====== Recorded data

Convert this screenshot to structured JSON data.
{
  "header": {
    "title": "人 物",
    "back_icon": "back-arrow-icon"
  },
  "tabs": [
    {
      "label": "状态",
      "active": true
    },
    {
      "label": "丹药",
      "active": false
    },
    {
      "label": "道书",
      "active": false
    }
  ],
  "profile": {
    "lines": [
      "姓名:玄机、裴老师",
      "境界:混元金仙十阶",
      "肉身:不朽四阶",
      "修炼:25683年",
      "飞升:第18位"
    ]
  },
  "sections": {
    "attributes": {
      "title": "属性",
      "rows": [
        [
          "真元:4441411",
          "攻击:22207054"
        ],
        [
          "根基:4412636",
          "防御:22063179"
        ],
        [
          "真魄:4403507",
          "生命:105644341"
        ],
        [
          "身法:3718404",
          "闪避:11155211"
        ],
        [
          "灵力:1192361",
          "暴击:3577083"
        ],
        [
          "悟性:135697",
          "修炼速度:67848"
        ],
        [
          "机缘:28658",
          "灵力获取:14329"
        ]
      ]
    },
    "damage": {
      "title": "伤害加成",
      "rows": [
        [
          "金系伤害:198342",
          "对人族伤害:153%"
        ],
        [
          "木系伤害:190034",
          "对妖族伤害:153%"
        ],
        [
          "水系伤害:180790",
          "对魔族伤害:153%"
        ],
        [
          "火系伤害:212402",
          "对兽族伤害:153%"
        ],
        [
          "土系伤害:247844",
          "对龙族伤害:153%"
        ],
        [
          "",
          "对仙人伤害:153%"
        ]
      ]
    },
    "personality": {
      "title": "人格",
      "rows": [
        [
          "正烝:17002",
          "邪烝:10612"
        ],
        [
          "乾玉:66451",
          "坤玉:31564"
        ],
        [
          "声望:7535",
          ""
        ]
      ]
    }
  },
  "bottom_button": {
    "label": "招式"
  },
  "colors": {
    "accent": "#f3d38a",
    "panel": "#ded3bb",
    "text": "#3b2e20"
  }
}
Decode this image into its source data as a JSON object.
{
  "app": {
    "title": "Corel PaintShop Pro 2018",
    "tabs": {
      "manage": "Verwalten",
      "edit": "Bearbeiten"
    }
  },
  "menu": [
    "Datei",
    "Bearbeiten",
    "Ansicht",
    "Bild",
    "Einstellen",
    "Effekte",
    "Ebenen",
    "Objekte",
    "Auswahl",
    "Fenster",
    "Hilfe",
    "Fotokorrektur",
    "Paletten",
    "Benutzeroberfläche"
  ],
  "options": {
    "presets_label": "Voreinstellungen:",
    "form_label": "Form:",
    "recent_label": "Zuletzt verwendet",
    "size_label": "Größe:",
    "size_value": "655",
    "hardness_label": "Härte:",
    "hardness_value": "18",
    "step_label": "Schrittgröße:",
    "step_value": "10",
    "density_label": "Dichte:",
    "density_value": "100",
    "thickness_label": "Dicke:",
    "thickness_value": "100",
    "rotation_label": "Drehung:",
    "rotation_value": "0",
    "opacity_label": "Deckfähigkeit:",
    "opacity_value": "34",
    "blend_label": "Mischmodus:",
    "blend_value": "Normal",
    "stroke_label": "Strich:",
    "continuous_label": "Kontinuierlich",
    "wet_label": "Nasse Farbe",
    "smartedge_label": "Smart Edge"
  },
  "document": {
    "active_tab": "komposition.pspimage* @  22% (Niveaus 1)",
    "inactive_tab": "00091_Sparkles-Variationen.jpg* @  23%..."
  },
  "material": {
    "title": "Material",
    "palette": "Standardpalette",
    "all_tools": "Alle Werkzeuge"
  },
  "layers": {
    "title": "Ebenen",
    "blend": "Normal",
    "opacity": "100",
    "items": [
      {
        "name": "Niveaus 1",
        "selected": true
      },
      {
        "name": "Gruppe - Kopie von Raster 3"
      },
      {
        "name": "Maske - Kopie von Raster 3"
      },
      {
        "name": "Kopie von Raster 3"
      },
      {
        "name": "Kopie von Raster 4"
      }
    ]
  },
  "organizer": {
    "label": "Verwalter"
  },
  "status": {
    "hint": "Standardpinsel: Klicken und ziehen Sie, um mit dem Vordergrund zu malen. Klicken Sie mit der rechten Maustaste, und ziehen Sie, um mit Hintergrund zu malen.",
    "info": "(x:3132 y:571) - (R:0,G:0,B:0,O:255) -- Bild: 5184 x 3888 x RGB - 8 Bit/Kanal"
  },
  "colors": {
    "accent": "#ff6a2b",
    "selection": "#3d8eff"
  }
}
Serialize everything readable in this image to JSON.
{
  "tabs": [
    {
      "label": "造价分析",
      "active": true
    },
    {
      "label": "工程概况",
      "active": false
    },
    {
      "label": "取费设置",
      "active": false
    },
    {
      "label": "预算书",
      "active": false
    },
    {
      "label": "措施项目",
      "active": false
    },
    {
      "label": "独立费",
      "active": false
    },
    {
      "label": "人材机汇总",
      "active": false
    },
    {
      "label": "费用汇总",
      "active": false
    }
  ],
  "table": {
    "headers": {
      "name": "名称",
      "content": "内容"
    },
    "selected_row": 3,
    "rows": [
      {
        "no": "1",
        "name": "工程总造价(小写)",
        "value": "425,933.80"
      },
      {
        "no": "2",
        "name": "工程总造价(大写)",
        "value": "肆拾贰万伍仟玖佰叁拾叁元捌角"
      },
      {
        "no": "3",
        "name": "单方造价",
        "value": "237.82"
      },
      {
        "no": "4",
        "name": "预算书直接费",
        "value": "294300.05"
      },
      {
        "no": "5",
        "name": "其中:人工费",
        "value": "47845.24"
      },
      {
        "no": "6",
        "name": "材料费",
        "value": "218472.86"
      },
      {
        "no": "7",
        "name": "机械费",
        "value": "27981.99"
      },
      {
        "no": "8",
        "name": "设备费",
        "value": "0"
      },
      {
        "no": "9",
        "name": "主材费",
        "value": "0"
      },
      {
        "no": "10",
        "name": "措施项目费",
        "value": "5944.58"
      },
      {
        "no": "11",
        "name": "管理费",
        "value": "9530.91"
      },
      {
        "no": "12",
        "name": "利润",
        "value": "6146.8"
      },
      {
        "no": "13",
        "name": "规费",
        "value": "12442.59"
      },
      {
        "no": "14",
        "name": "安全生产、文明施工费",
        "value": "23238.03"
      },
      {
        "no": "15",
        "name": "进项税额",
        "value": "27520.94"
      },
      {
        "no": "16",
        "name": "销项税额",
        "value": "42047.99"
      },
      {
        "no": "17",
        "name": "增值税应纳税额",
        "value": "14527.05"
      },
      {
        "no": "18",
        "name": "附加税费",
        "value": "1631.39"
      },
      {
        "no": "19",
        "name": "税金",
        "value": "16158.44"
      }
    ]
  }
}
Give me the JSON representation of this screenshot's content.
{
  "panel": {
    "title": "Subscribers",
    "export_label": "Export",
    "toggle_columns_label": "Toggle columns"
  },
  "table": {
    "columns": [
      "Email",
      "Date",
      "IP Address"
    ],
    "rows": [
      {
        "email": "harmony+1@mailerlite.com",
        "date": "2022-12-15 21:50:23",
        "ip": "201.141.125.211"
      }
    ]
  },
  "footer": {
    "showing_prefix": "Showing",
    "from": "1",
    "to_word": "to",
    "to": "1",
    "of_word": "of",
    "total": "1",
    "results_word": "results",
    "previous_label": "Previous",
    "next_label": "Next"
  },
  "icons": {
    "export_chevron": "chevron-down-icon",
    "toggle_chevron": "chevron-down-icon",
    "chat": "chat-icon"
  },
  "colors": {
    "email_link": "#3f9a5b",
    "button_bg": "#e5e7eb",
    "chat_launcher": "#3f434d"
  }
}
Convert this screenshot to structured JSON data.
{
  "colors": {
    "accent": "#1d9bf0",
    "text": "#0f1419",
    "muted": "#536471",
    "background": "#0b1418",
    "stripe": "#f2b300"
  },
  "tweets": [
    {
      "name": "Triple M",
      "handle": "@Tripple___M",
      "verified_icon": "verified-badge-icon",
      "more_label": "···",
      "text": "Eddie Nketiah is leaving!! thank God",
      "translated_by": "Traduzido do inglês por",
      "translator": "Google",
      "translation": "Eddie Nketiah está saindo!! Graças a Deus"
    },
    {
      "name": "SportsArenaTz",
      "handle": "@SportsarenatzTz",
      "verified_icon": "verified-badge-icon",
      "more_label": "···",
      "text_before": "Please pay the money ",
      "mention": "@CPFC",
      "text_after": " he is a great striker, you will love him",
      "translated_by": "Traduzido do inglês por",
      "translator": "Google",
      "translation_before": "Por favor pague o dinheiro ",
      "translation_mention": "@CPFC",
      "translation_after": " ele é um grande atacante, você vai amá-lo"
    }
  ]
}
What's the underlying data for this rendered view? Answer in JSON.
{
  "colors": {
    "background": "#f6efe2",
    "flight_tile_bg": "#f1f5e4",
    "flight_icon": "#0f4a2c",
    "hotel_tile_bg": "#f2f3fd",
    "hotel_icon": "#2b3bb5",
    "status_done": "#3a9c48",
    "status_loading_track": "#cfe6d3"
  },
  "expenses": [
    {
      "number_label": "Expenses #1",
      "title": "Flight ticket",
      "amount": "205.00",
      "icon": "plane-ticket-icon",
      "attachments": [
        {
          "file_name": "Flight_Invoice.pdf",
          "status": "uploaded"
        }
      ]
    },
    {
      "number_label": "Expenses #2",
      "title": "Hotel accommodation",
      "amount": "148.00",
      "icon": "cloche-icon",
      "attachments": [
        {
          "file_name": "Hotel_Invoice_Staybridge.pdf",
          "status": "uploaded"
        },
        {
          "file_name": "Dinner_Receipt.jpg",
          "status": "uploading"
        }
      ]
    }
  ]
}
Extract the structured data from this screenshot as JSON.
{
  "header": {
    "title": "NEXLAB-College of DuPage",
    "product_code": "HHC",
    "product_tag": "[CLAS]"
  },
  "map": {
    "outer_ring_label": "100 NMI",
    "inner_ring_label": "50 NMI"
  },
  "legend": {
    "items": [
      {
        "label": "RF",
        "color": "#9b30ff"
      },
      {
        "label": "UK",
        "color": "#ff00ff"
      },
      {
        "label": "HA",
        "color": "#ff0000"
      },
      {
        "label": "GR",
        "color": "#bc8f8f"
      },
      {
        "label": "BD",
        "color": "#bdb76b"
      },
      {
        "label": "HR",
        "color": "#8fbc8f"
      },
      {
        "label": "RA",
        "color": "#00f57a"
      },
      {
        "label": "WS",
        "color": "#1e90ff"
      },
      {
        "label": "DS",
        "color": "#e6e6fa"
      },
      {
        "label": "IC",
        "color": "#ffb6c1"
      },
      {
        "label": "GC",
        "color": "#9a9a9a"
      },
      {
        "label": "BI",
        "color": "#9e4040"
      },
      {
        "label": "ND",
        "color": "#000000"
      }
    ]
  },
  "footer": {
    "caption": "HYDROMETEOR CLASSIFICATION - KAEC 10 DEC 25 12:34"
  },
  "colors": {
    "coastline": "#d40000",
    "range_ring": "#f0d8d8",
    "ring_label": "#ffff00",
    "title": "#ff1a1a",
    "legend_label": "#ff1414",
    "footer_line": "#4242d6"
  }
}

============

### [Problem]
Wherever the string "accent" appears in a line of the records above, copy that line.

### [Exercise output]
    "accent": "#f3d38a",
    "accent": "#ff6a2b",
    "accent": "#1d9bf0",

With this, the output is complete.